If the financial services world can extract one positive from these difficult and sometimes uncertain days, it is the way people have adapted to the circumstances we find ourselves in, so that services can still be provided to clients to the highest standards which they expect, and which we pride ourselves on.
The greatest support mechanism to this new way of working has come, by and large, through how we have applied technology, and enabled our people to use it in the most effective way possible. Whilst it might have always been envisaged that technology would provide the key, what might not have been realised is that innovative solutions were often already within the reach of most businesses, and did not need to be invented, or even specifically sourced.
Necessity is often said to drive innovation and we have certainly been grateful for the additional advantages of digital technology and the applications associated with it since the global impact of this pandemic turned the working world upside down. However, there has been a further realisation which is that the successful application of innovative measures required firms to have made key strategic decisions at an earlier stage, alongside a commitment to embrace and invest in those new technologies so that the appropriate infrastructure was in place. Without that investment, firms will have been desperately trying to catch up in recent weeks so they could still operate seamlessly and securely.
In the finance sector, and I’m sure this is true of many other sectors, those businesses that have been best able to adapt to change are those that embed innovation at the core of their operating strategy and have been willing to invest time and funds to draw on technical innovations that offer long term benefits. Those that did so now find themselves in a more advanced starting position and are equipped with a framework within which to work more effectively.
We all naturally look forward to the day when we can return to a safer, more traditional working environment. There are still many unknowns about the timing of any return to “normal”, but one thing that I think we all know is that the changes that have been embraced at work, will lead to a collective step forward in terms of working practices, especially in the use of technology and how it impacts policy, processes, day to day working, and our relationship with clients.
In the past, for instance, how many firms would have relied on e-mail or phone calls when their teams were split through work demands, with some in the office, others out at meetings, and a further group travelling abroad? Will they still do so in future, or will they turn to Microsoft Teams or a similar, robust, secure cloud based platform, in which to communicate face to face while on the road, allowing all team members to contribute and work collaboratively in the same space, in real time? Similarly, digitalising the way in which we identify, and authenticate, clients has long been a focus of the FinTech community, and the industry is now using a series of simple, elegant, regulator-approved solutions, which is sure to simplify the process for both compliance, and clients, and pave the way for further innovation in this area in the future. Lastly, just as radar, despite being discovered at the end of the 19th Century, only came into widespread use after demonstrating its value during the Second World War, will electronic signatures now become embedded in our operating practices, as a secure, efficient, and sustainable way to transact?

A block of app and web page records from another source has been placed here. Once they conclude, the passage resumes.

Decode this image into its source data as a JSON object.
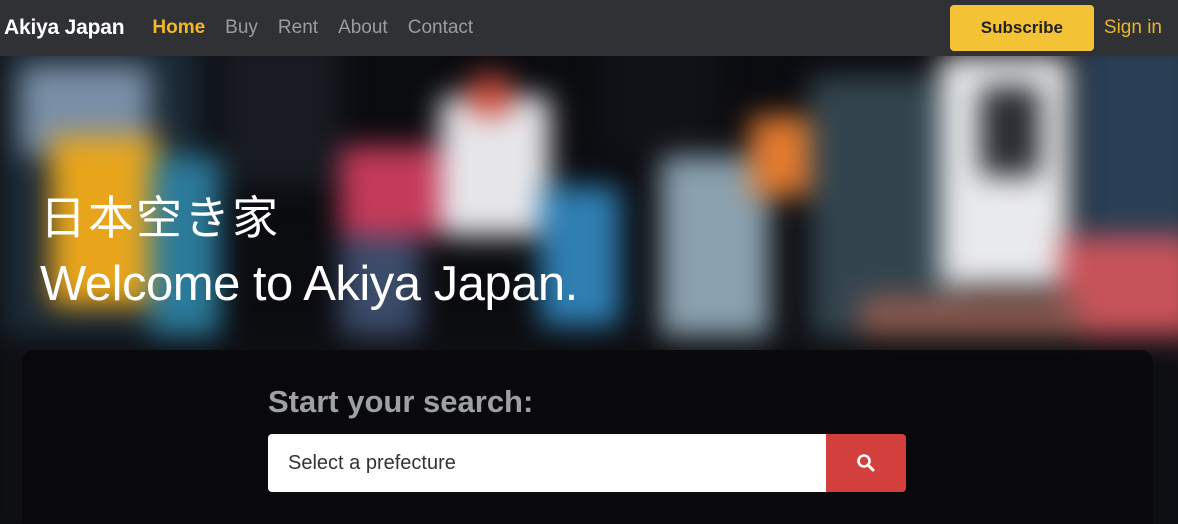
{
  "navbar": {
    "brand": "Akiya Japan",
    "links": [
      {
        "label": "Home",
        "active": true
      },
      {
        "label": "Buy",
        "active": false
      },
      {
        "label": "Rent",
        "active": false
      },
      {
        "label": "About",
        "active": false
      },
      {
        "label": "Contact",
        "active": false
      }
    ],
    "subscribe_label": "Subscribe",
    "signin_label": "Sign in"
  },
  "hero": {
    "title_jp": "日本空き家",
    "title_en": "Welcome to Akiya Japan."
  },
  "search": {
    "title": "Start your search:",
    "placeholder": "Select a prefecture",
    "button_icon": "search-icon"
  },
  "colors": {
    "navbar_bg": "#2f3134",
    "accent_yellow": "#f4c235",
    "active_link": "#f3b72a",
    "search_button": "#d33f3c"
  }
}
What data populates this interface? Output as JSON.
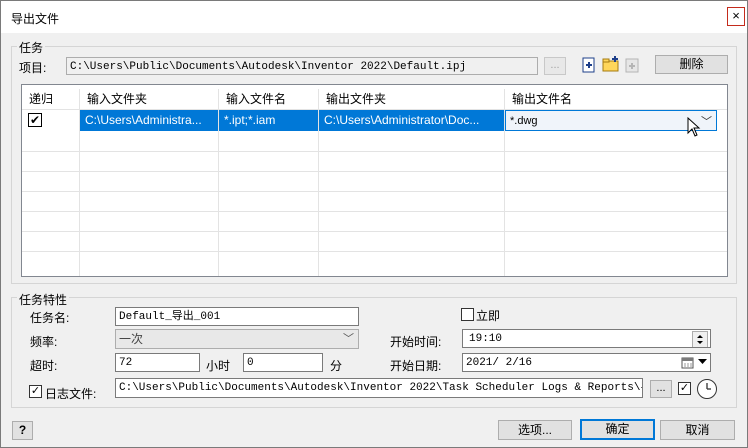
{
  "window": {
    "title": "导出文件",
    "close_glyph": "×"
  },
  "tasks_group": {
    "label": "任务",
    "project_label": "项目:",
    "project_path": "C:\\Users\\Public\\Documents\\Autodesk\\Inventor 2022\\Default.ipj",
    "browse_label": "...",
    "delete_label": "删除"
  },
  "grid": {
    "columns": [
      "递归",
      "输入文件夹",
      "输入文件名",
      "输出文件夹",
      "输出文件名"
    ],
    "rows": [
      {
        "recursive": "✔",
        "input_folder": "C:\\Users\\Administra...",
        "input_name": "*.ipt;*.iam",
        "output_folder": "C:\\Users\\Administrator\\Doc...",
        "output_name": "*.dwg"
      }
    ]
  },
  "props_group": {
    "label": "任务特性",
    "task_name_label": "任务名:",
    "task_name_value": "Default_导出_001",
    "immediate_label": "立即",
    "frequency_label": "频率:",
    "frequency_value": "一次",
    "start_time_label": "开始时间:",
    "start_time_value": "19:10",
    "timeout_label": "超时:",
    "timeout_value": "72",
    "hours_label": "小时",
    "minutes_value": "0",
    "minutes_label": "分",
    "start_date_label": "开始日期:",
    "start_date_value": "2021/ 2/16",
    "log_label": "日志文件:",
    "log_path": "C:\\Users\\Public\\Documents\\Autodesk\\Inventor 2022\\Task Scheduler Logs & Reports\\导出.log",
    "log_browse_label": "..."
  },
  "footer": {
    "help_glyph": "?",
    "options_label": "选项...",
    "ok_label": "确定",
    "cancel_label": "取消"
  },
  "colors": {
    "selection": "#0078d7",
    "accent": "#0078d7"
  }
}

The best equipped financial services firms will have gone further and will have been able to draw on earlier investment in innovative IT solutions to enhance the way they operate during these exceptional times. It is expected that many of these solutions will continue to be used going forward, because they represent a more personal, more efficient, or otherwise better way to do things. It begs the question, therefore, as to whether these solutions were always necessary, in the pursuit of improved performance and client service, but not identified as such until now. By the same token, embedding innovation at the heart of business strategy, and aligning technology with strategic business goals, should now be considered a necessity for most firms in order to remain on the front foot in the new, old world.